He, too, could choose to walk next summer, and his wife is from Detroit, where the Samsonovs now spend their summers. It could be that he would find Hockeytown a better family fit, but again, the Winged Wheels are handicapped by their old-era spending. Chicago has tons of spending room, and Samsonov's GM from IHL days, Rick Dudley, is now part of the Blackhawks' decision-making chain. If Samsonov goes free, look for the Hawks to roll out the dough.
Boston's greatest strength, without a single game played in '05-'06, appears to be in net, where rookie of the year Andrew Raycroft will team with rookie-to-be Hannu Toivonen. Both must be signed, but those deals should be easy.
The Bruins have only one defenseman, Ian Moran, under contract ($456,000) for the coming season. The only other certainty is that they'll bring back Nick Boynton (qualifier: $1.9 million), and perhaps cut a deal with Hal Gill if he wants to play for something less than his $1.6 million qualifying offer. Gill, too, is free to walk next summer. The Bruins have the money to make Sergei Gonchar a respectable offer, using his $5.5 million arbitration award last summer as a yardstick, but there is no telling where Gonchar will choose to play. Rumors had him headed back to Washington, even before the lockout began.
Other candidates to fill out the backline: Milan Jurcina, Andrew Alberts, Jonathan Girard, and, perhaps, Mark Stuart, the 21st pick overall in the '03 draft. The key, though, will be Gonchar. If he's out, the Bruins will have to find a prime free agent to give the group real definition. No one brings Gonchar's elements. But an interesting fit could be dastardly Alexei Zhitnik, who will turn 33 at the start of the season.
Up front, Tom Fitzgerald and Patrice Bergeron are back for very short money, a combined $1.1 million. It should be fairly easy for O'Connell to come to terms with P.J. Axelsson. Look for Andy Hilbert, Brad Boyes, and the steel-knuckled Colton Orr to get at least one- or two-month shots at sticking in Boston.
Glen Murray and Marty Lapointe could have jobs, but only at significant paycuts, perhaps no more than 10 percent ($3.9 million) of the total cap between them, roughly a 50 percent trim. Travis Green, 34 and a free agent, was effective during his season on the books. He would have a spot, if the dollars worked.

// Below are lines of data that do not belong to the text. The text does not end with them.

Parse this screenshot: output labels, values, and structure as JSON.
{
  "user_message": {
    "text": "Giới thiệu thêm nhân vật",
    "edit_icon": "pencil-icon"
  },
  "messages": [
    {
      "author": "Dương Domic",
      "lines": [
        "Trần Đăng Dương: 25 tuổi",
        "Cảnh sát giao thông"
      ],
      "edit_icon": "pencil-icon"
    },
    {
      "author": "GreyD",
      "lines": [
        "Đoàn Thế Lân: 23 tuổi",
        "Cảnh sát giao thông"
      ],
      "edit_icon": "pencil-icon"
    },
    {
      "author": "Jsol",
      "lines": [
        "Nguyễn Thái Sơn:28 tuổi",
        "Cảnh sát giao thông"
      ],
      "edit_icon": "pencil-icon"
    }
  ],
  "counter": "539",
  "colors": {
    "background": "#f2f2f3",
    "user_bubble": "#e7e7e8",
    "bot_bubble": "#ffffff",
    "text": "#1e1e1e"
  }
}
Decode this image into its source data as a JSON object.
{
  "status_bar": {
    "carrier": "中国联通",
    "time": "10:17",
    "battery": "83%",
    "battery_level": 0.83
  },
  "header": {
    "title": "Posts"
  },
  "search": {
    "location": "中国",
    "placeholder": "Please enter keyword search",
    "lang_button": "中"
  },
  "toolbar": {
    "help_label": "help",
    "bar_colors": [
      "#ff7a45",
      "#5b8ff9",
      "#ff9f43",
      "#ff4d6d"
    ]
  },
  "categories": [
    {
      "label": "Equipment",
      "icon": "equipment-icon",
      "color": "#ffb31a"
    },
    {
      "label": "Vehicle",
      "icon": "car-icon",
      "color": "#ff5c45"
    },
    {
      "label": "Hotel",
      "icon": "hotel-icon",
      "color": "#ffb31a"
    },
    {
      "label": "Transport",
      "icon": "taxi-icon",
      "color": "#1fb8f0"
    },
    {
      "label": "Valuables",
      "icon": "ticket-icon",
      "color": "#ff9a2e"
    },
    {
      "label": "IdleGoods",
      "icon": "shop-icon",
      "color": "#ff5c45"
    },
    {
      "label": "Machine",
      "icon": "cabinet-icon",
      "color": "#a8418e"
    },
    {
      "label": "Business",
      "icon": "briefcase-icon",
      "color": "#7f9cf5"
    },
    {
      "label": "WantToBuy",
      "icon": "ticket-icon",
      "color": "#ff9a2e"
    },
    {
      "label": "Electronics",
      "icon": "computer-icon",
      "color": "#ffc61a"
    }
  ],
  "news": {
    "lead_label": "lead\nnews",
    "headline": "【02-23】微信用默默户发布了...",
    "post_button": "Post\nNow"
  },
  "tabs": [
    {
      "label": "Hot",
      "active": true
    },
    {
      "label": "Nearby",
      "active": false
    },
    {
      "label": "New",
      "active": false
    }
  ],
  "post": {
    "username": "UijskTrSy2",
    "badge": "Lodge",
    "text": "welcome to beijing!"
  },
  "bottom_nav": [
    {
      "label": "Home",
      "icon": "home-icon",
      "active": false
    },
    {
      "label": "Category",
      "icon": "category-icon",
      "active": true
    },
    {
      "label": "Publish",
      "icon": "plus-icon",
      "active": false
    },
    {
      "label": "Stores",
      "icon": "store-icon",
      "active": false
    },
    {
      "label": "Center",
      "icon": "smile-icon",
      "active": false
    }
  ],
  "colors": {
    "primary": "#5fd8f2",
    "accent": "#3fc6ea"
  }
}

Lindros? He is 32 now, and his history of concussions makes him a risk. But he's an intriguing option, and he'd provide some serious push and snarl behind Thornton as the No. 2 pivot. Forsberg? The Avalanche might want to keep him around for the $7.8 million max, but they've got serious cap issues, too. It just might not work there for Forsberg anymore. How ironic, if they ended up together, sandwiched right here between Quebec and Philly.